No two screams sound alike. They can swing in pitch, like the The Wilhelm; blare cacophonous, like The Donald Sutherland; or fire off spasmodically, like (my favorite) The Shelley Duvall. Few vocalizations are as nuanced as the fearful shriek. And yet, no matter the cry in question, you always know a scream when you hear one.
So, then. Whence does the scream derive its unmistakeability? “If you ask someone on the street, they’ll tell you a scream is loud and high-pitched,” says David Poeppel, a neuroscientist at New York University and the Max Planck Institute in Frankfurt. “Turns out it’s neither.”

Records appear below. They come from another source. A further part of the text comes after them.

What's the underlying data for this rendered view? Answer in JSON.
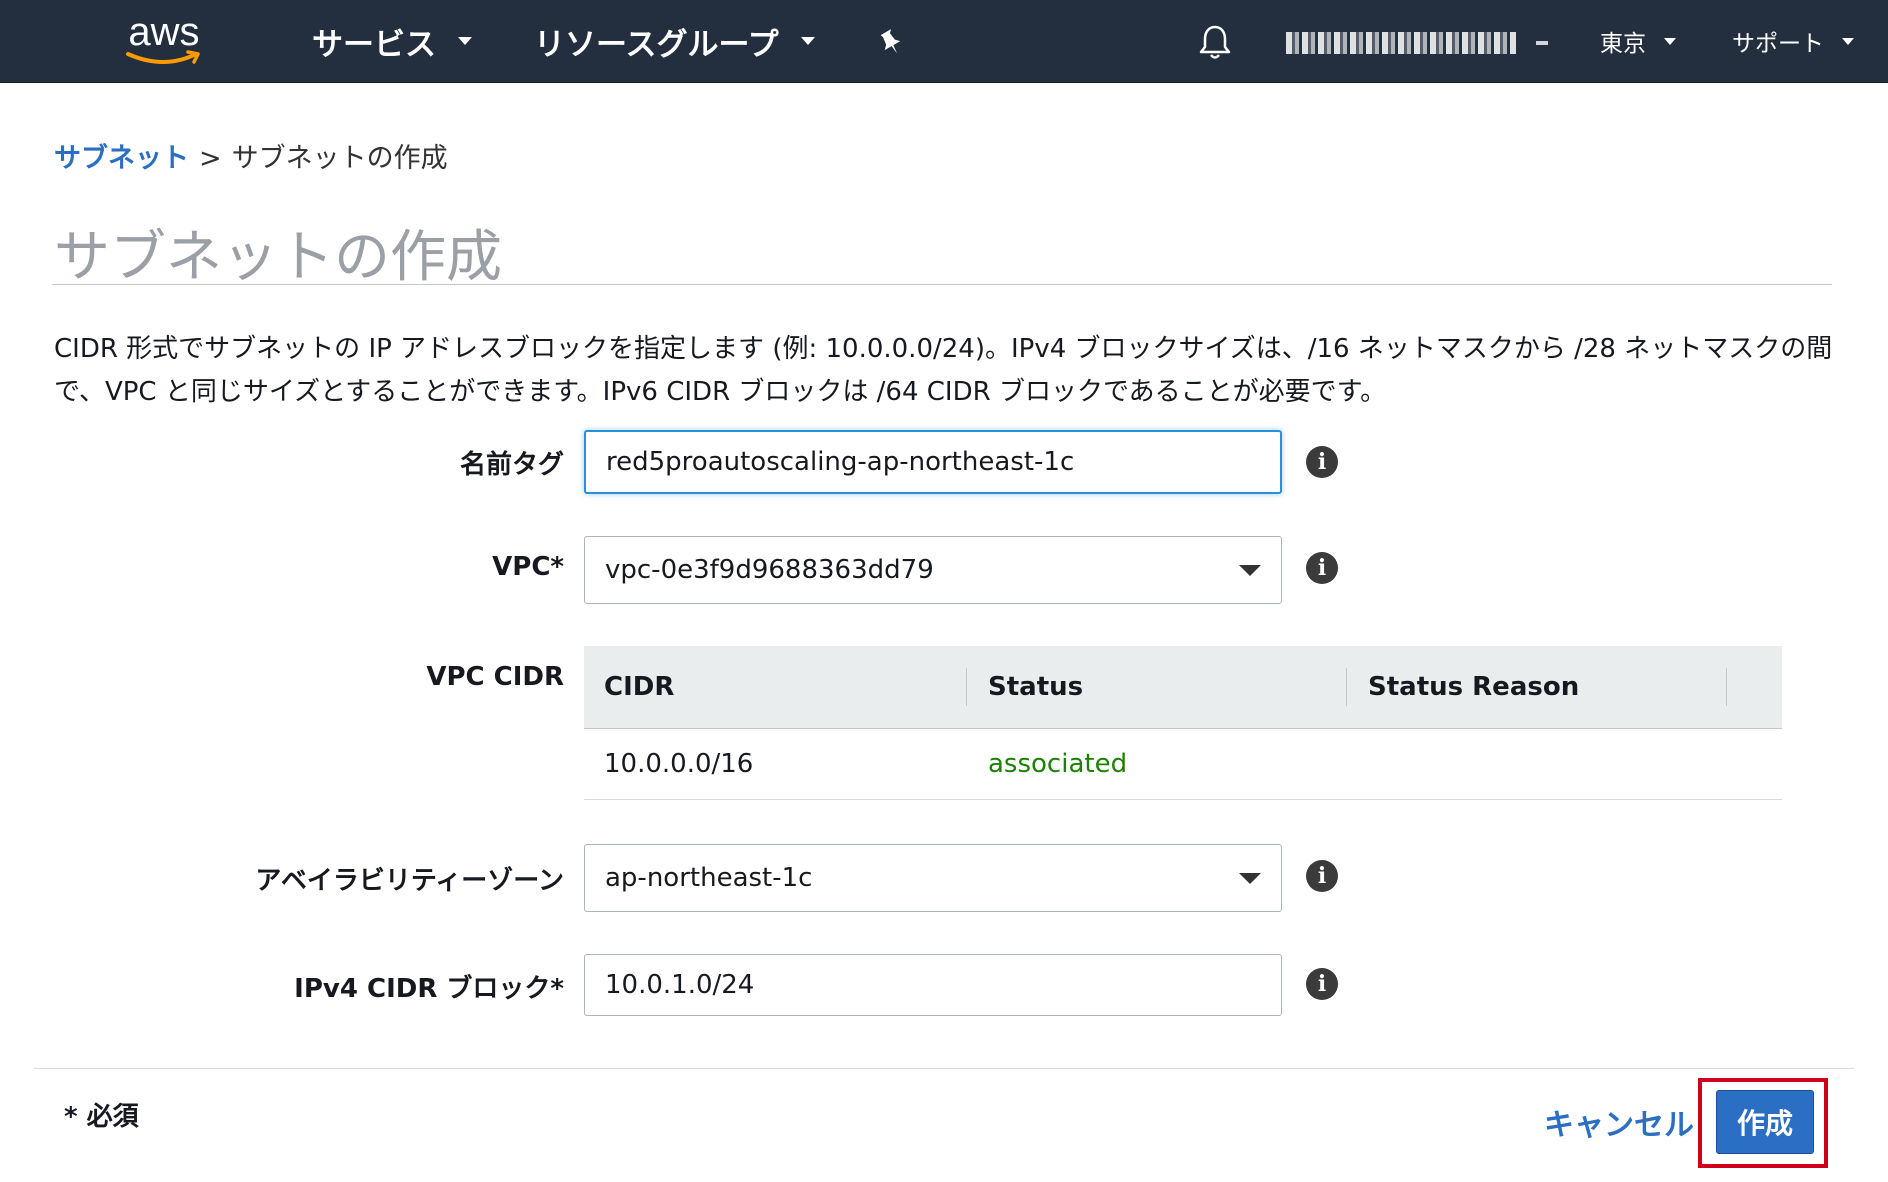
{
  "navbar": {
    "logo_text": "aws",
    "services_label": "サービス",
    "resource_groups_label": "リソースグループ",
    "region_label": "東京",
    "support_label": "サポート"
  },
  "breadcrumb": {
    "parent": "サブネット",
    "separator": ">",
    "current": "サブネットの作成"
  },
  "page": {
    "title": "サブネットの作成",
    "description": "CIDR 形式でサブネットの IP アドレスブロックを指定します (例: 10.0.0.0/24)。IPv4 ブロックサイズは、/16 ネットマスクから /28 ネットマスクの間で、VPC と同じサイズとすることができます。IPv6 CIDR ブロックは /64 CIDR ブロックであることが必要です。"
  },
  "form": {
    "name_tag": {
      "label": "名前タグ",
      "value": "red5proautoscaling-ap-northeast-1c"
    },
    "vpc": {
      "label": "VPC*",
      "value": "vpc-0e3f9d9688363dd79"
    },
    "vpc_cidr": {
      "label": "VPC CIDR",
      "columns": [
        "CIDR",
        "Status",
        "Status Reason"
      ],
      "rows": [
        {
          "cidr": "10.0.0.0/16",
          "status": "associated",
          "reason": ""
        }
      ]
    },
    "availability_zone": {
      "label": "アベイラビリティーゾーン",
      "value": "ap-northeast-1c"
    },
    "ipv4_cidr": {
      "label": "IPv4 CIDR ブロック*",
      "value": "10.0.1.0/24"
    },
    "info_glyph": "i"
  },
  "footer": {
    "required_note": "* 必須",
    "cancel_label": "キャンセル",
    "create_label": "作成"
  },
  "colors": {
    "navbar_bg": "#232f3e",
    "link_blue": "#2a6fc2",
    "status_green": "#1d8102",
    "primary_button": "#2b6fc4",
    "highlight_red": "#d0021b"
  }
}
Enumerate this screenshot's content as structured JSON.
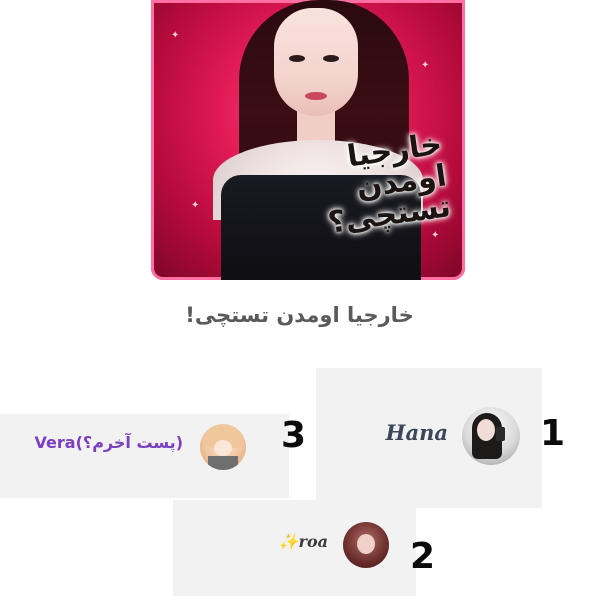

Poeppel would know. In 2015, he and his colleagues set out to distinguish cries of fear from other noises. They began by compiling a database of screams. “We spent many joyful hours scanning the interwebs for weird material from YouTube and movies,” Poeppel says, “but then we also brought people into the lab and had them scream.”